Presentation Audiences – 5 Barriers To Active Listening And How Public Speakers Overcome Them

As a speaker it might seem remarkable for some of our audience not to listen to us. But it's not remarkable. It's true. And there are good reasons for an audience being inattentive. Many of the reasons are down to us as speakers – and there are things that we must do about it.

  1. Information overload. It's a fact that we give too much information in a speech or presentation. We use intensive bullet points or lists such as these! We often have more than one PowerPoint slide for each 5 minutes of talk (sometimes many more). We use too many examples, analogies or case studies. In all cases the listening powers of the audience are being treated a disservice. Less information is more.
  2. Audience Preoccupation. An audience's travails at home, in the office or on the sports field can leave them underwhelmed when it comes to our speech.
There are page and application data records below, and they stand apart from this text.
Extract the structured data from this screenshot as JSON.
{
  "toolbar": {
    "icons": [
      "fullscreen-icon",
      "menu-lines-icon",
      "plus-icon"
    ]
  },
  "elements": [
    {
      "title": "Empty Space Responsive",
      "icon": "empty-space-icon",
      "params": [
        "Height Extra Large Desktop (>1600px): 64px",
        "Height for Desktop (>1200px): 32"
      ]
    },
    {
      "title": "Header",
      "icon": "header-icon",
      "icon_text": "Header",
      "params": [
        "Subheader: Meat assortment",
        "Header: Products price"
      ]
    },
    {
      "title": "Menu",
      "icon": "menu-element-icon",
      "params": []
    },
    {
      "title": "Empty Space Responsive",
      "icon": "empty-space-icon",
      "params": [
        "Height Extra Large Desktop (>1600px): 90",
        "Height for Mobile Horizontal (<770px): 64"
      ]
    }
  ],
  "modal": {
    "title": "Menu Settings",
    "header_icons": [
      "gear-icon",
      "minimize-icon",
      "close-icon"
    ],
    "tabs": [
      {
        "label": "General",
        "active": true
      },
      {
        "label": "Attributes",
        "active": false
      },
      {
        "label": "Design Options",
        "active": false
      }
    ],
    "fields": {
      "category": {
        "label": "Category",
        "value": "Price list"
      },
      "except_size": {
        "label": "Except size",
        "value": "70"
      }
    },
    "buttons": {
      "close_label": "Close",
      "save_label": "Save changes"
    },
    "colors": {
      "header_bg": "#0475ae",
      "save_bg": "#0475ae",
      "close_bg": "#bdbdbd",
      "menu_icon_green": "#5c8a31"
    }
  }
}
As speakers we have the duty to know, or at least understand, our audience. If industry redundancies are in the air when we speak to the Manufacturing Association their thoughts will be elsewhere. If the big match was last night or tonight then we'd better be prepared.
  3. Think ahead. When we speak at the rate of some 150 words per minute our audience might well be thinking ahead at the rate of 600 or 700 words a minute. They may be pursuing a tangent that we left a moment ago. Or they may be puzzling over something that's not quite clear. In all these instance our duty as a speaker is to be alert to their situation. We need to build structure and organization in our speech. We must use a good outline and make distinct recognizable points. We must use repetition to emphasize these points. And we must be alert to audience reaction as we speak. If the eyes glaze over, then there's something wrong with our presentation.
  4. Noise. Not all public speaking will be in a rarefied auditorium with pitch perfect acoustics. Afraid not. For most of us will become familiar with speaking in a noisy conference room, a seminar in the basement or next to the hotel kitchen. And to exacerbate the environment, we should also note that a good proportion of our audience is likely to have some form of hearing impairment – that's the way it is. We have to accommodate it. Prior preparation will help. We can ensure that our audience is as close as they can be. We can ensure that the seating is raked towards us and we can ensure that the catering team roll out the coffee trolleys once we have finished. Beyond that – speak up, tone up and emphasize the key points.
  5. Audience exhaustion. We should be alert to the audience's physical tiredness. Their active listening to a day or two of conference speaks is exhausting. If we are less competent to be speaking at the end of an event we need to be prepared: be ready with some participative exercises, change the pace or use more multimedia.

Tackling the 5 challenges of a non-listening audience is not hard work. We need to project enthusiasm and interest in our topic. We have to appear animated and fired-up – even if it is the final day of a 3-day conference. Our speech should present clear tangible benefits to our audience – providing good reason for their attention. And we have to structure our speech to meet their attention needs. It should begin on a solid footing, have a recognizable middle and end on a high note. By keeping the speech simple and uncluttered we ensure that the barriers to listening are easily overcome.